You should aim to feed them mostly dry food, with a smaller ratio of wet and semi-wet food. Your dog will certainly prefer wet food as this is by far the tastiest of the dog food options, after human food of course, but because your dog doesn’t need to chew it, it doesn’t have the benefit of keeping your dog’s teeth clean, and it’s more expensive than other forms of dog food.
Semi-wet food is actually quite hard for dogs to digest, so this is not a great option for your German Shepherd. They are pretty high in sugars and often include food coloring and other preservatives, which don’t offer your dog any nutritional benefits.
Tips for feeding your German Shepherd
When it comes to feeding your dog, the type of bowl you use can also play a part in their weight loss.
Using a smaller bowl
This will make it harder for you to over feed them because the bowl is much smaller, so it will fill up much faster.
Using a slow feeding bowl
Lots of dogs tend to eat super fast which can be bad for a number of reasons including gas, vomiting, upset stomach and more.
Rapid eating has also been shown to link to obesity in dogs. By eating really fast, your dog finishes the food before his brain has even had the chance to register that they’re full, which can result in overeating.
In deep-chested breeds like German Shepherds, breathing in lots of air due to eating really fast can cause them to develop ‘bloat’, a condition German Shepherds are prone to developing.
When this happens, the dog’s abdomen fills up with air and the stomach twists, cutting off the circulation to their vital organs. If not treated, bloat can actually be fatal.
Ways to exercise your German Shepherd
As we’ve said, daily exercise is a great way to ensure your German Shepherd remains a healthy weight.
Here are some ways you can keep your furry friend happy and healthy:
- Play fetch – this is an obvious one, but playing fetch is something that will be a great workout for your pooch without having to do very much exercise yourself, so if you’ve had a busy day and don’t feel like a long walk you could play fetch instead
- Dog park – If your dog is friendly with other dogs, and well-behaved off the lead, taking them to run around the dog park is a great way for your German Shepherd to blow off some steam and burn some calories
- Running – if you’re up for it, going for a run with your German Shepherd is the perfect way to get in some extensive exercise for you and your pooch
- Hiking – another activity good for you and your dog. You’ll get to see some beautiful scenery and change up your usual walking routine
- Swimming – taking your dog for a swim in a river or the ocean is another great way for them to exercise while being gentle on their joints. German Shepherds love the water and swimming – this option is super fun for them!
What are the risks associated with obesity in German Shepherds?
If your dog is overweight, and you don’t do anything to reverse it, there are several health risks associated.
Some of these include:
- Reduced lifespan
- Back pain
- Joint pain
- Breathing problems
- Urine incontinence
When should you contact your vet?
If you are struggling to get your German Shepherd’s weight back on track, you shouldn’t give up or keep trying unsuccessfully, you should seek advice from your vet.

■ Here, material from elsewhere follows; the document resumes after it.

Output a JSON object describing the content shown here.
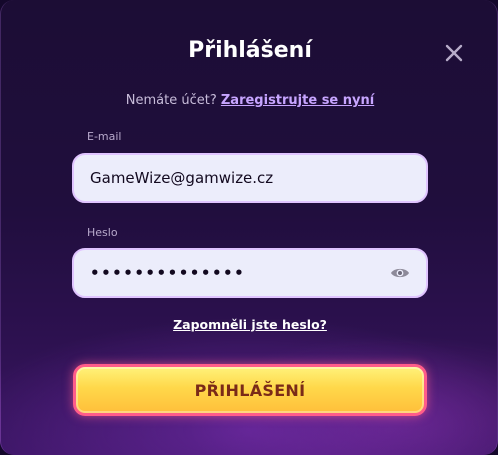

Even if you think you are combatting your dog’s weight loss well, it’s still a good idea to take them for a routine check up to check on their progress and make sure their weight gain isn’t the result of an underlying condition rather than food and exercise.
If you think your German Shepherd is gaining weight because of an underlying condition, you should contact your vet immediately, as they may need special medication or even surgery.

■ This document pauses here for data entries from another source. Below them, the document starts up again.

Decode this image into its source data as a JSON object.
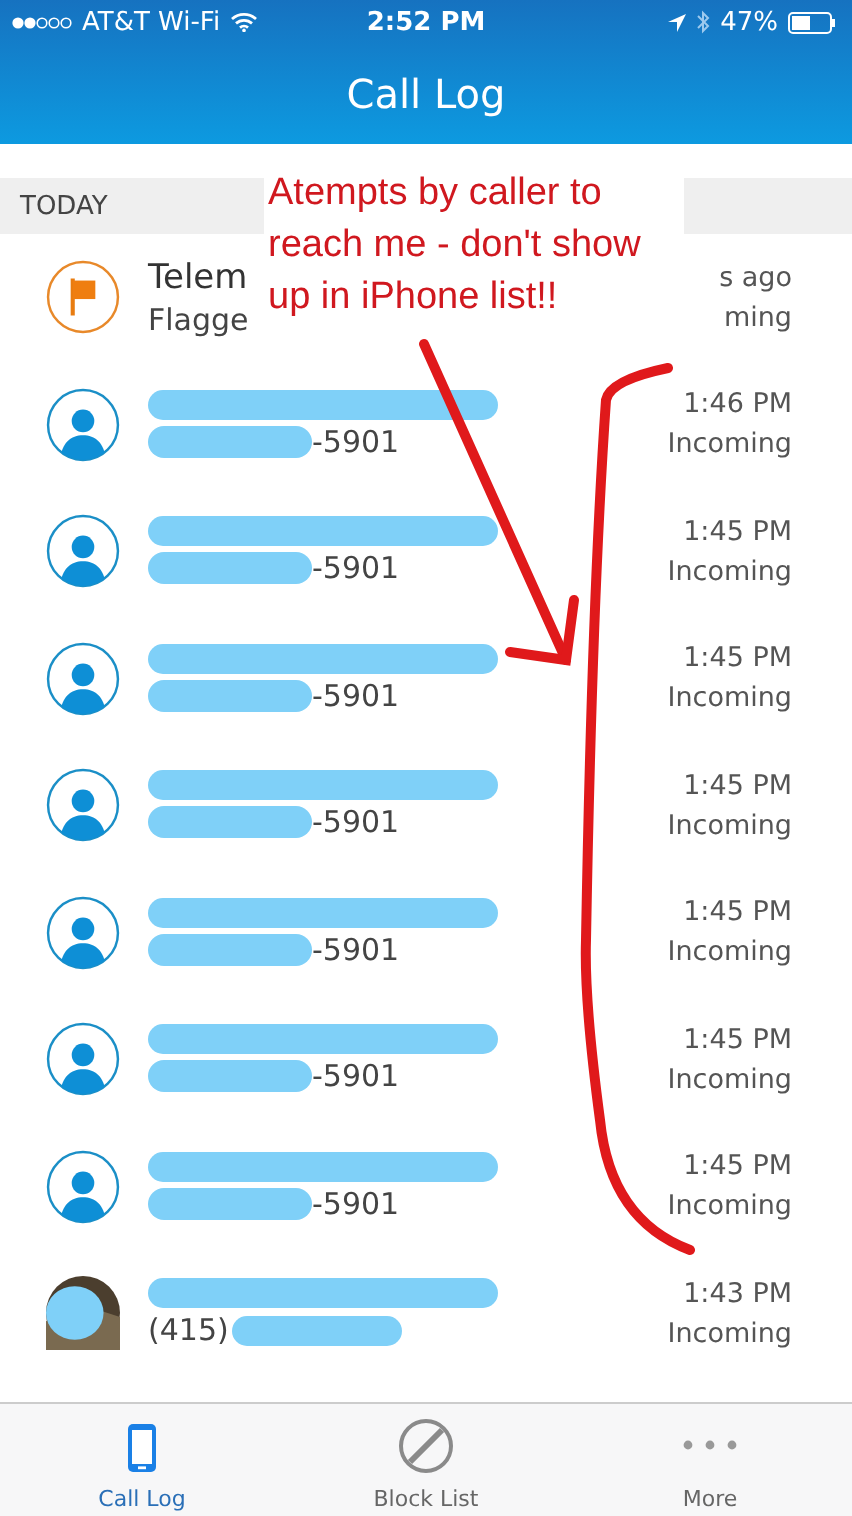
{
  "status_bar": {
    "carrier": "AT&T Wi-Fi",
    "time": "2:52 PM",
    "battery": "47%"
  },
  "header": {
    "title": "Call Log"
  },
  "section": "TODAY",
  "rows": [
    {
      "kind": "flagged",
      "name": "Telem",
      "number": "Flagge",
      "time": "s ago",
      "direction": "ming"
    },
    {
      "kind": "contact",
      "number": "-5901",
      "time": "1:46 PM",
      "direction": "Incoming"
    },
    {
      "kind": "contact",
      "number": "-5901",
      "time": "1:45 PM",
      "direction": "Incoming"
    },
    {
      "kind": "contact",
      "number": "-5901",
      "time": "1:45 PM",
      "direction": "Incoming"
    },
    {
      "kind": "contact",
      "number": "-5901",
      "time": "1:45 PM",
      "direction": "Incoming"
    },
    {
      "kind": "contact",
      "number": "-5901",
      "time": "1:45 PM",
      "direction": "Incoming"
    },
    {
      "kind": "contact",
      "number": "-5901",
      "time": "1:45 PM",
      "direction": "Incoming"
    },
    {
      "kind": "contact",
      "number": "-5901",
      "time": "1:45 PM",
      "direction": "Incoming"
    },
    {
      "number": "(415)",
      "time": "1:43 PM",
      "direction": "Incoming"
    }
  ],
  "annotation": {
    "text": "Atempts by caller to reach me - don't show up in iPhone list!!"
  },
  "tabs": [
    {
      "label": "Call Log",
      "selected": true
    },
    {
      "label": "Block List",
      "selected": false
    },
    {
      "label": "More",
      "selected": false
    }
  ]
}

Keeping on top of your German Shepherd’s weight is an important element of their care from when they are a puppy right through to old age.
Fortunately, getting them back down to a healthy weight is easily done. With a few more walks per week and some gradual food restrictions, your German Shepherd will quickly be feeling happy and healthy again.
Plus, your furry friend will certainly be more than grateful for all those extra games of fetch and long walks!